» **Data provided**
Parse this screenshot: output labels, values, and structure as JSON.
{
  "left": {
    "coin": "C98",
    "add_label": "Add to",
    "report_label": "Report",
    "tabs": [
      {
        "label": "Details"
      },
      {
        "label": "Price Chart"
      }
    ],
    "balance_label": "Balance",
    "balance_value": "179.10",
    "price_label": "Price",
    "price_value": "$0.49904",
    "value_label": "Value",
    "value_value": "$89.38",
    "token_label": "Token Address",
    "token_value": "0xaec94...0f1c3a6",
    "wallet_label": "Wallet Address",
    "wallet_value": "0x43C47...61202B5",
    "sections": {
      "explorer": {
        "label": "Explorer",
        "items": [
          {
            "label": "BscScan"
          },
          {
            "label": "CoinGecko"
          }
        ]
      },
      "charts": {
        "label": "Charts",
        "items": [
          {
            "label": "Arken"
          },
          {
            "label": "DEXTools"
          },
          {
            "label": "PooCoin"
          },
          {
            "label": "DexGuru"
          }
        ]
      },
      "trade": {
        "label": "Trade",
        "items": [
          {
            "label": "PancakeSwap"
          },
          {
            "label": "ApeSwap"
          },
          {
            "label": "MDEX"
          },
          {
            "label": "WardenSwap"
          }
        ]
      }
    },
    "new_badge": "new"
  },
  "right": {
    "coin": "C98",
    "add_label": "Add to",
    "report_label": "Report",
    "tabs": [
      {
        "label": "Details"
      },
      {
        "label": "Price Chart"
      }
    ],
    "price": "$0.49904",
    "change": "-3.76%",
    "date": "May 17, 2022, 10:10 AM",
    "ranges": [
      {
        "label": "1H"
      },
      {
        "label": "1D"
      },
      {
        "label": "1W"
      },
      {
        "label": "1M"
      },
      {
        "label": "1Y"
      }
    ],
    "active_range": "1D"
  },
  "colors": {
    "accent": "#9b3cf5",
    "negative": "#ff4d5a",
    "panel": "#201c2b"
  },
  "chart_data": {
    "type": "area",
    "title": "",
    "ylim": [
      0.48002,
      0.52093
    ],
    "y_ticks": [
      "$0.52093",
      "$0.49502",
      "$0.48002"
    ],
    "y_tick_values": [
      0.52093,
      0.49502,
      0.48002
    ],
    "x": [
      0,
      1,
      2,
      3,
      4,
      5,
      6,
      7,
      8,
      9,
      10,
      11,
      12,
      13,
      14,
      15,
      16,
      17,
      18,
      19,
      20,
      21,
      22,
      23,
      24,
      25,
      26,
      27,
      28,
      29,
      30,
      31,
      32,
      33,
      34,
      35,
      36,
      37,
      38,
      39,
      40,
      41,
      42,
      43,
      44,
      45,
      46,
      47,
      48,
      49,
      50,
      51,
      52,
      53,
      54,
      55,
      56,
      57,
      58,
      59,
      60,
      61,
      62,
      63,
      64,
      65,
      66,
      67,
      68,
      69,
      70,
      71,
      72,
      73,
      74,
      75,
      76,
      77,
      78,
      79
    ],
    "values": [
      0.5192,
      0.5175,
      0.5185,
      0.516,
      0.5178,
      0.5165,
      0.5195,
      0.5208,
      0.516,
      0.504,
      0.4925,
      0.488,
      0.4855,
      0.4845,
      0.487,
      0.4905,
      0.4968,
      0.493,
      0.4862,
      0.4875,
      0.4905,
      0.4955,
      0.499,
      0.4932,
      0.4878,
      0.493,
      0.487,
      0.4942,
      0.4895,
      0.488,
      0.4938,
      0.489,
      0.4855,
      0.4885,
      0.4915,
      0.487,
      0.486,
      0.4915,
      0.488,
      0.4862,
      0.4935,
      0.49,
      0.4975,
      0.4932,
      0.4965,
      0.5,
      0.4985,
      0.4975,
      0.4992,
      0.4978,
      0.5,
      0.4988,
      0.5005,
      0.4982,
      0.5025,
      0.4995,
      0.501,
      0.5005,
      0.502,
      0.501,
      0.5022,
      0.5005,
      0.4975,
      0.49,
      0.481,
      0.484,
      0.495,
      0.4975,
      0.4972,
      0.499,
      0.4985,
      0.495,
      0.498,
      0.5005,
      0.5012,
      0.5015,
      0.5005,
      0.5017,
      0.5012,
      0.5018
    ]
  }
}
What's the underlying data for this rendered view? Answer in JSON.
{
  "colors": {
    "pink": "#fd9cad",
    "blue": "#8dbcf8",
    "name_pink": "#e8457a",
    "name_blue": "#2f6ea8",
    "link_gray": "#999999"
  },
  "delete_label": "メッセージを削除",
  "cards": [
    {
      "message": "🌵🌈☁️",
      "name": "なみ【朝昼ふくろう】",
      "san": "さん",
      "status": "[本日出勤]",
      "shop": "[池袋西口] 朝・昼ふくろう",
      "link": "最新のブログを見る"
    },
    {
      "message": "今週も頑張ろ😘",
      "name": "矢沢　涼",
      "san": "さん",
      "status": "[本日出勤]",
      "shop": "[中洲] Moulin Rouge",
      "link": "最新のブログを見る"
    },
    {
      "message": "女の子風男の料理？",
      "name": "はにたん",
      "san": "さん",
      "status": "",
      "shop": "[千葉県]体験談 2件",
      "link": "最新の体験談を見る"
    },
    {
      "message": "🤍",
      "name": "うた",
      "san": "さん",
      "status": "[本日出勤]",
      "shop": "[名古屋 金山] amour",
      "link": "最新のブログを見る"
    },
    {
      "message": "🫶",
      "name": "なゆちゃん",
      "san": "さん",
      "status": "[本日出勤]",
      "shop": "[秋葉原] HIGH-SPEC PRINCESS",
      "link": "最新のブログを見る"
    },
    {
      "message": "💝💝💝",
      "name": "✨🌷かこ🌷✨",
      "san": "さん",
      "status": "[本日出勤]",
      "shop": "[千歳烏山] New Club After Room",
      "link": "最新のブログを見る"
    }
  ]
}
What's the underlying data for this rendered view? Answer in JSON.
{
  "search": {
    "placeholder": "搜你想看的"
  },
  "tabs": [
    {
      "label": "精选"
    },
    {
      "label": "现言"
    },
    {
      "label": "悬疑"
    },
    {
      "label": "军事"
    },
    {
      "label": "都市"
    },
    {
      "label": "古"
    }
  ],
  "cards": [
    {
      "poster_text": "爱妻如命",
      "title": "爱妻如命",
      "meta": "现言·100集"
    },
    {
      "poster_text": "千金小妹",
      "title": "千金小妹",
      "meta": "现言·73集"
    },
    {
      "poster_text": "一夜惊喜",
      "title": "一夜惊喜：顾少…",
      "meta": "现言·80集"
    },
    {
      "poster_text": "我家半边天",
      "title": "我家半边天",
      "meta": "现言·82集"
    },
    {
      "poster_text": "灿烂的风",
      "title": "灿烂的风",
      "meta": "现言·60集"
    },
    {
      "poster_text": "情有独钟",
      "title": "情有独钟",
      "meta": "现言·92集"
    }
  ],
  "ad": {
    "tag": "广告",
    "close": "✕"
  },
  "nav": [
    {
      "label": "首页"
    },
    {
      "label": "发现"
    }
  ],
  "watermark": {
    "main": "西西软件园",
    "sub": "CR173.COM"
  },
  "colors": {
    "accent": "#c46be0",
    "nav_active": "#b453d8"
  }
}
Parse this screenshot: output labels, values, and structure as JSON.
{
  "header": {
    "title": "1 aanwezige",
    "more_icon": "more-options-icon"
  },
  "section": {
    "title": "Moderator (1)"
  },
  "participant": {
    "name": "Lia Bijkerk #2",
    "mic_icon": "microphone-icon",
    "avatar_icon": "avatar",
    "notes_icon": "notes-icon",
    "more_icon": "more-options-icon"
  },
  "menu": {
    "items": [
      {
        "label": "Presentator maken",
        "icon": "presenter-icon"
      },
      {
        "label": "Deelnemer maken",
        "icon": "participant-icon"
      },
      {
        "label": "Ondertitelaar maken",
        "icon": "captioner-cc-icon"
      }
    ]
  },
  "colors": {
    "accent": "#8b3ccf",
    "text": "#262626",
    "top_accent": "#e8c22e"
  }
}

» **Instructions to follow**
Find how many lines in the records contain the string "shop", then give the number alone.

» **Response area**
6